Views are similarly divided into other aspects of child well-being, with four in 10 citizens reporting that child abuse and neglect are widespread in their communities and half saying school-age children are frequently not attending school.
But a majority of Namibians are confident that people in their communities can secure help for abused, mistreated, or neglected children.
And they say that help and support are also available for children with physical disabilities and for adults and children with mental health problems.
- More than half of Namibians (57%) believe that it is either “always justified” (23%) or “sometimes justified” (34%) for parents to discipline their children using physical force. Four in 10 (41%) consider it “never justified” (Figure 1).
o The view that using physical force to discipline children is justified is slightly more common in cities than in rural areas (59% vs. 55%).
- Almost half (47%) of citizens say physical disciplining of children is “very frequent” (19%) or “somewhat frequent” (28%) in their communities (Figure 2).
o Urbanites are significantly more likely than rural residents to report that adults frequently use physical force to discipline their children (52% vs. 39%).
- More than four in 10 Namibians (42%) report that child abuse and neglect occur “very frequently” (15%) or “somewhat frequently” (27%) in their communities (Figure 3).
o Even more (49%) say that school-age children are often not in school.
o More urbanites than rural residents see both child abuse/neglect (47% vs. 37%) and out-of-school children (52% vs. 45%) as frequent occurrences (Figure 4).
- Slim majorities say that help and support are available in their communities for children who are abused or neglected (55%), children with physical disabilities (56%), and children and adults with mental or emotional problems (53%) (Figure 5).
o Residents in urban areas report better access to support services than their rural counterparts for children with physical disabilities (62% vs. 51%) and for children and adults with mental or emotional problems (56% vs. 51%) (Figure 6).
Afrobarometer is a pan-African, non-partisan survey research network that provides reliable data on African experiences and evaluations of democracy, governance, and quality of life. Eight survey rounds in up to 39 countries have been completed since 1999. Round 9 surveys (2021/2022) are currently underway. Afrobarometer’s national partners conduct face-to-face interviews in the language of the respondent’s choice.

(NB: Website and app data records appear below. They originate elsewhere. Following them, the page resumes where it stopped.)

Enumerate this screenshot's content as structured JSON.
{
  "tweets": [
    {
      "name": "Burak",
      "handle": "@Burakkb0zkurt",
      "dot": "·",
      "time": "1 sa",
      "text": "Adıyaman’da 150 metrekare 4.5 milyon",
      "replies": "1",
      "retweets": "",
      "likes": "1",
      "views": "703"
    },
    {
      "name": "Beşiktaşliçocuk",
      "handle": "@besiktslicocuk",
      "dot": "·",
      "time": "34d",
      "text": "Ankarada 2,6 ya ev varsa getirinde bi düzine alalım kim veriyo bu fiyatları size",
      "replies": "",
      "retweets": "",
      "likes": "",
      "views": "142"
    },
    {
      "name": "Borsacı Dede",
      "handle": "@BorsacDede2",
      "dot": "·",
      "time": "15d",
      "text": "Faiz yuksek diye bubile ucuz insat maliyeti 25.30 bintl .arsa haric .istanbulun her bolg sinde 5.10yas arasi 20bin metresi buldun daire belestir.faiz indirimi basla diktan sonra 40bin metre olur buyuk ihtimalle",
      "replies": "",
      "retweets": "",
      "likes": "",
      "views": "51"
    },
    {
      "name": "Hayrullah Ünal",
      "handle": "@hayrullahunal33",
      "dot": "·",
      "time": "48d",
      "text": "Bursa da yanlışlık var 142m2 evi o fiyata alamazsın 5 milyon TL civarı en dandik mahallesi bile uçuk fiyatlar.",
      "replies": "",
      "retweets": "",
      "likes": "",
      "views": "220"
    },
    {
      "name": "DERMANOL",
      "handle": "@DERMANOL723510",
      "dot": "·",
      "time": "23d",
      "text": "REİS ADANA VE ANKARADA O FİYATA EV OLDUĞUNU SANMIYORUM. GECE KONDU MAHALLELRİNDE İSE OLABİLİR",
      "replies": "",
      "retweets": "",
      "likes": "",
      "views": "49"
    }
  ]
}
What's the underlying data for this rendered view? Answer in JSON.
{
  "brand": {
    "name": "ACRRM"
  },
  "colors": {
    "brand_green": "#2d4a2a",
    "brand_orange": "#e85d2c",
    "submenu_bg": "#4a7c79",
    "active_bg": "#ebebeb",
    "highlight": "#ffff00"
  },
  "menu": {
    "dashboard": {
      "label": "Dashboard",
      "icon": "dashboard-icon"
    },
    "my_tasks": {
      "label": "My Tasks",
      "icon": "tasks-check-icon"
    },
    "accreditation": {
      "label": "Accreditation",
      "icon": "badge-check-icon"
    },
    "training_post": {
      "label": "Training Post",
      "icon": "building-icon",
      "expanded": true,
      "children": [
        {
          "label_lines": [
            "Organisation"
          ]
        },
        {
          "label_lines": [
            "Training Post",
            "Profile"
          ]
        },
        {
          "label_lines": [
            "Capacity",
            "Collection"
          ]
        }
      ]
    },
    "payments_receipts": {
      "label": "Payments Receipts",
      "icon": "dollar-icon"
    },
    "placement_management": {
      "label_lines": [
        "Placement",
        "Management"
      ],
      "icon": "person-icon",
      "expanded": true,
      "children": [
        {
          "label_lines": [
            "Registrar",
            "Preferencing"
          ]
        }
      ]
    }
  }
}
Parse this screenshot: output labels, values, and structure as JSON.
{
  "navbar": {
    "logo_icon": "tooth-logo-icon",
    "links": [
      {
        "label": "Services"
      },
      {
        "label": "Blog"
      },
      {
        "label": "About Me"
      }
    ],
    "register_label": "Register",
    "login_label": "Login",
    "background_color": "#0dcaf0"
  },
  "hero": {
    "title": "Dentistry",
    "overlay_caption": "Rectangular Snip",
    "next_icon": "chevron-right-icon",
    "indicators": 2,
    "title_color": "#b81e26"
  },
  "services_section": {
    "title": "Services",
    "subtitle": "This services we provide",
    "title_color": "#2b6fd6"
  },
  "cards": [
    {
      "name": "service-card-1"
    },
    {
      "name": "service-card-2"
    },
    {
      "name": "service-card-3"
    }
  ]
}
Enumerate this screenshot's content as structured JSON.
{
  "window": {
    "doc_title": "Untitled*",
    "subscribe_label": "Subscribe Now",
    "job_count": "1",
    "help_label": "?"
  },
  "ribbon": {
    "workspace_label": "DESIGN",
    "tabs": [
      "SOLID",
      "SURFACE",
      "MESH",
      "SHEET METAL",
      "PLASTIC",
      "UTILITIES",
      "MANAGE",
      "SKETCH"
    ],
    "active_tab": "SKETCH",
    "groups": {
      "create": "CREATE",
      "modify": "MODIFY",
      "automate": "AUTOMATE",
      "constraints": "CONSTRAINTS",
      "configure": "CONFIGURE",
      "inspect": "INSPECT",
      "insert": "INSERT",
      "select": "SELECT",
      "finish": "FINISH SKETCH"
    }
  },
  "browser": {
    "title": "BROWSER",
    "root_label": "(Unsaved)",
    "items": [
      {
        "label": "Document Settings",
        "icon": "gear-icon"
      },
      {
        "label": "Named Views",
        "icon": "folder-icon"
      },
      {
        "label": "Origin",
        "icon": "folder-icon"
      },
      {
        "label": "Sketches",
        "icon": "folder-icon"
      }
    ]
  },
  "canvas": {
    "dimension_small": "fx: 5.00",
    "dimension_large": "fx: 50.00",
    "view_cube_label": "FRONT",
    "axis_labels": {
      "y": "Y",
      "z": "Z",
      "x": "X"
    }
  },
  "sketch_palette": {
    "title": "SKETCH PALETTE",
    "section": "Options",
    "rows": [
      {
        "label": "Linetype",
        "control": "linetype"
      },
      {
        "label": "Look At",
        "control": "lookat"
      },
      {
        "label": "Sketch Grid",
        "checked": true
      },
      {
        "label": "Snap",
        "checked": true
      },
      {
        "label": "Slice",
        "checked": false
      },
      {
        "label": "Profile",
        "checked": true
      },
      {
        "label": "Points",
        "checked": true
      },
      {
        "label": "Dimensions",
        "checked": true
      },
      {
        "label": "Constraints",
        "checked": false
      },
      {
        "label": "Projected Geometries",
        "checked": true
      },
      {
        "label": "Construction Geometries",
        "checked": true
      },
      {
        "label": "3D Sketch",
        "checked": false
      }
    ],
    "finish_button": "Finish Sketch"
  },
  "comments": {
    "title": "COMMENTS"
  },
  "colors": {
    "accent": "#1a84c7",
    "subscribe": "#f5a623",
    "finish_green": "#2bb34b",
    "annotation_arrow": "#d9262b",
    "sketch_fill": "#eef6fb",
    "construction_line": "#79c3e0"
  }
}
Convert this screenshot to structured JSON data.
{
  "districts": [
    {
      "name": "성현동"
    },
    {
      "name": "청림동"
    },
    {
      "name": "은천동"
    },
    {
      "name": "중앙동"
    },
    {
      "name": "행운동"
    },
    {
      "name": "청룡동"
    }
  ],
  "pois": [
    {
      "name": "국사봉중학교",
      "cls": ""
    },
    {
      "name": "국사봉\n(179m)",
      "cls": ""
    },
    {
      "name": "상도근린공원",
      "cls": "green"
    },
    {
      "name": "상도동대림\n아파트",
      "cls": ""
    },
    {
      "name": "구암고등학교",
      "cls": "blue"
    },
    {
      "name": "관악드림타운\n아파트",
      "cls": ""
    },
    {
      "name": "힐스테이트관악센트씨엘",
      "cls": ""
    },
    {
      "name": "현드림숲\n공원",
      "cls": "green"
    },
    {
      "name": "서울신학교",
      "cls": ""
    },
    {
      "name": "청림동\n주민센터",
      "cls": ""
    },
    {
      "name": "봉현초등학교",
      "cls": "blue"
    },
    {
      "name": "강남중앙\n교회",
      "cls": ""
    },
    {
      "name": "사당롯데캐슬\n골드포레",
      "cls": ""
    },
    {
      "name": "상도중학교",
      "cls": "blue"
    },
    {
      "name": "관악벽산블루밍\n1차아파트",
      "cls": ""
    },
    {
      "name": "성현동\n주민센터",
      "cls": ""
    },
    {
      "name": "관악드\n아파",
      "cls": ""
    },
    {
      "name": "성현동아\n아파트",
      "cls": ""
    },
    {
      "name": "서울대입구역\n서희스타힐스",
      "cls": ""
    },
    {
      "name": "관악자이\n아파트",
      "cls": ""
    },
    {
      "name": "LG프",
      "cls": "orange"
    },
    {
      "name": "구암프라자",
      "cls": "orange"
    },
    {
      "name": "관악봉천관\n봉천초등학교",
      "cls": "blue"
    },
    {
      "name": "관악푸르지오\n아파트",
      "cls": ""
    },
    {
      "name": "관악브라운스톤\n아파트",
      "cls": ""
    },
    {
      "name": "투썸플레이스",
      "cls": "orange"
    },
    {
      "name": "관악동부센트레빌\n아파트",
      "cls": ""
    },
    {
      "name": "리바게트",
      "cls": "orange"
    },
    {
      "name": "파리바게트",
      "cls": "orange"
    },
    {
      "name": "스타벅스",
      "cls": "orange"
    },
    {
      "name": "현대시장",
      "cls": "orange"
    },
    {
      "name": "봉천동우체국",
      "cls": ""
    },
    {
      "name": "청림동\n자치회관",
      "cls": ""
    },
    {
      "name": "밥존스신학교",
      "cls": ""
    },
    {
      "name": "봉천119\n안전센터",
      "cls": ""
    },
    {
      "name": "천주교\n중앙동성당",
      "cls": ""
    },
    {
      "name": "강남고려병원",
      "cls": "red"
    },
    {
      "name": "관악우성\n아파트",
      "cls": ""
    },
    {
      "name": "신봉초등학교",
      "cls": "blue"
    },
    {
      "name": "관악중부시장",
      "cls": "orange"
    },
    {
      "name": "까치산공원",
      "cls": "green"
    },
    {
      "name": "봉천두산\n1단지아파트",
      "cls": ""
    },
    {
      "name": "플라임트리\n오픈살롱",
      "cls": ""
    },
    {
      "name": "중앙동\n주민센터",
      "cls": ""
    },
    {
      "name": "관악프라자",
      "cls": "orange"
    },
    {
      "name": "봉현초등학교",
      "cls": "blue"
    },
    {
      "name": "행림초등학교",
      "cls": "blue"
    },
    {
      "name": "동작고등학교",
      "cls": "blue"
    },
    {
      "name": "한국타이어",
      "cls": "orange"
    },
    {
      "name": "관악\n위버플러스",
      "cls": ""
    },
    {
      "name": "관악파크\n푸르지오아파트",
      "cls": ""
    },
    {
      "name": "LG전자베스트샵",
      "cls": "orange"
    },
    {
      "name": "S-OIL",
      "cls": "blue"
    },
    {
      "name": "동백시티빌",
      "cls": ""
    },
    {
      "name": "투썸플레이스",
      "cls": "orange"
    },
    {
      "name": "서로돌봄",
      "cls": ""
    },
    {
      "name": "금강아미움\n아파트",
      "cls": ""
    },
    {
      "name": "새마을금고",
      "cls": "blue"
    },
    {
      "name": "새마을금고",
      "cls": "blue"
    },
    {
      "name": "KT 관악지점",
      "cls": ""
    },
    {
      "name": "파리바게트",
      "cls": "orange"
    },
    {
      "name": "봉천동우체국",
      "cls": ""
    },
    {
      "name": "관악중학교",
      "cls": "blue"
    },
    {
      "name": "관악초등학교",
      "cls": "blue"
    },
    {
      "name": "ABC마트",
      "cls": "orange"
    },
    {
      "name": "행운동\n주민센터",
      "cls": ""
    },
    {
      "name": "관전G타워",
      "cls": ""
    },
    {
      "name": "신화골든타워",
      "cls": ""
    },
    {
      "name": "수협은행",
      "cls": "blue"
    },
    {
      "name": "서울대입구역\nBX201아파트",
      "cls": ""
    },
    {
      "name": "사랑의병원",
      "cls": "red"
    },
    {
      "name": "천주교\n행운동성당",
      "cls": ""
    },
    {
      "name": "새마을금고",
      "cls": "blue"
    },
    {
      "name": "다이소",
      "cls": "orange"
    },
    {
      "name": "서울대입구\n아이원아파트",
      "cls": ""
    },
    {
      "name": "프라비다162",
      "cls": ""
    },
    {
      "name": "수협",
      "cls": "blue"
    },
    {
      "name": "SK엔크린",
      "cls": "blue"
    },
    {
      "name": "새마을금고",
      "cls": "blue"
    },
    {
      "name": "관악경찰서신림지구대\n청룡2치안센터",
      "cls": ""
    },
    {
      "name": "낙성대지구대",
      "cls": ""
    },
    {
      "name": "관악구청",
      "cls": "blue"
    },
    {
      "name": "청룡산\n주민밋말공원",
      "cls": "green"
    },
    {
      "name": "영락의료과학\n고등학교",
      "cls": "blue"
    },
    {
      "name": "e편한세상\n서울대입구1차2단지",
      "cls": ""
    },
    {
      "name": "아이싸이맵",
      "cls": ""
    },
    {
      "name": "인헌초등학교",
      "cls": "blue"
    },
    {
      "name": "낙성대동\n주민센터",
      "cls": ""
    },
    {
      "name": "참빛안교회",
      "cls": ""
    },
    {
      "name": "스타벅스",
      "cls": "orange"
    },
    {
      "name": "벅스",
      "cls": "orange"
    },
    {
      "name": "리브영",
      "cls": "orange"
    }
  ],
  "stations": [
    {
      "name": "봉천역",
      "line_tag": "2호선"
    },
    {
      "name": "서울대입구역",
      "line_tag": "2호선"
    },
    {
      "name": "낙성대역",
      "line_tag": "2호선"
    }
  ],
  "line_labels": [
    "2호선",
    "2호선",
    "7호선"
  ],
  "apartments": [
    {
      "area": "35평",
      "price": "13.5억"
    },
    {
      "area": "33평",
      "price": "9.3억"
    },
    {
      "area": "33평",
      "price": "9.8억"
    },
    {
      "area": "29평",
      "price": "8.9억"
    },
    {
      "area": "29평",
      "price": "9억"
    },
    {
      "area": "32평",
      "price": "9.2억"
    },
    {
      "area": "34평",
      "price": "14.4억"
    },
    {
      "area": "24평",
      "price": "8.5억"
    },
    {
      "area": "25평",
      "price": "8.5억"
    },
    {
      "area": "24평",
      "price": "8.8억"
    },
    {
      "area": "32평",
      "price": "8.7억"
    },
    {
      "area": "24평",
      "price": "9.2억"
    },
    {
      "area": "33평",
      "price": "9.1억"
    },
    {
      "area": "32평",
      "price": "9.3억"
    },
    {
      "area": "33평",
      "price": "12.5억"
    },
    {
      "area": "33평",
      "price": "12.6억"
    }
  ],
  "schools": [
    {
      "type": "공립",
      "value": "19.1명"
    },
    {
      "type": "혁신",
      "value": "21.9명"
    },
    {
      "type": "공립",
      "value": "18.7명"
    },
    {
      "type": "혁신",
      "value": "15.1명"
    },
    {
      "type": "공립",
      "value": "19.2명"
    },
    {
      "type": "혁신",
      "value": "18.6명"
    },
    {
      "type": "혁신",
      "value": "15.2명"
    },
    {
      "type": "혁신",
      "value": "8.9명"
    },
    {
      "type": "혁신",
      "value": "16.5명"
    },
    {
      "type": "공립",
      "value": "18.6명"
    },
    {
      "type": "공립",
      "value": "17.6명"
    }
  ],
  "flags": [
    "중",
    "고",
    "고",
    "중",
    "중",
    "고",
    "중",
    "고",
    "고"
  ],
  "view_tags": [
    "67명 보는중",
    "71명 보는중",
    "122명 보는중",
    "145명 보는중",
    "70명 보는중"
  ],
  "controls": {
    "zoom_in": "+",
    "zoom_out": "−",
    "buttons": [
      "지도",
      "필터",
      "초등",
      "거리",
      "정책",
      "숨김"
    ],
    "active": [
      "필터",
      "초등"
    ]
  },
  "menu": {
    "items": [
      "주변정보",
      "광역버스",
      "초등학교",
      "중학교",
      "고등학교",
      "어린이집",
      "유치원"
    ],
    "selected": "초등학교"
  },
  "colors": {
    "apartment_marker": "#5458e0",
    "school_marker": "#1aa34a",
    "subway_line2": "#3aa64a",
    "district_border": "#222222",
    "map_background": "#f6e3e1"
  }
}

The Afrobarometer team in Namibia, led by national partner Survey Warehouse, interviewed a nationally representative sample of 1,200 adult Namibians in October and November 2021. A sample of this size yields country-level results with a margin of error of +/-3 percentage points at a 95% confidence level. Previous surveys were conducted in Namibia in 1999, 2003, 2006, 2008, 2012, 2014, 2017, and 2019.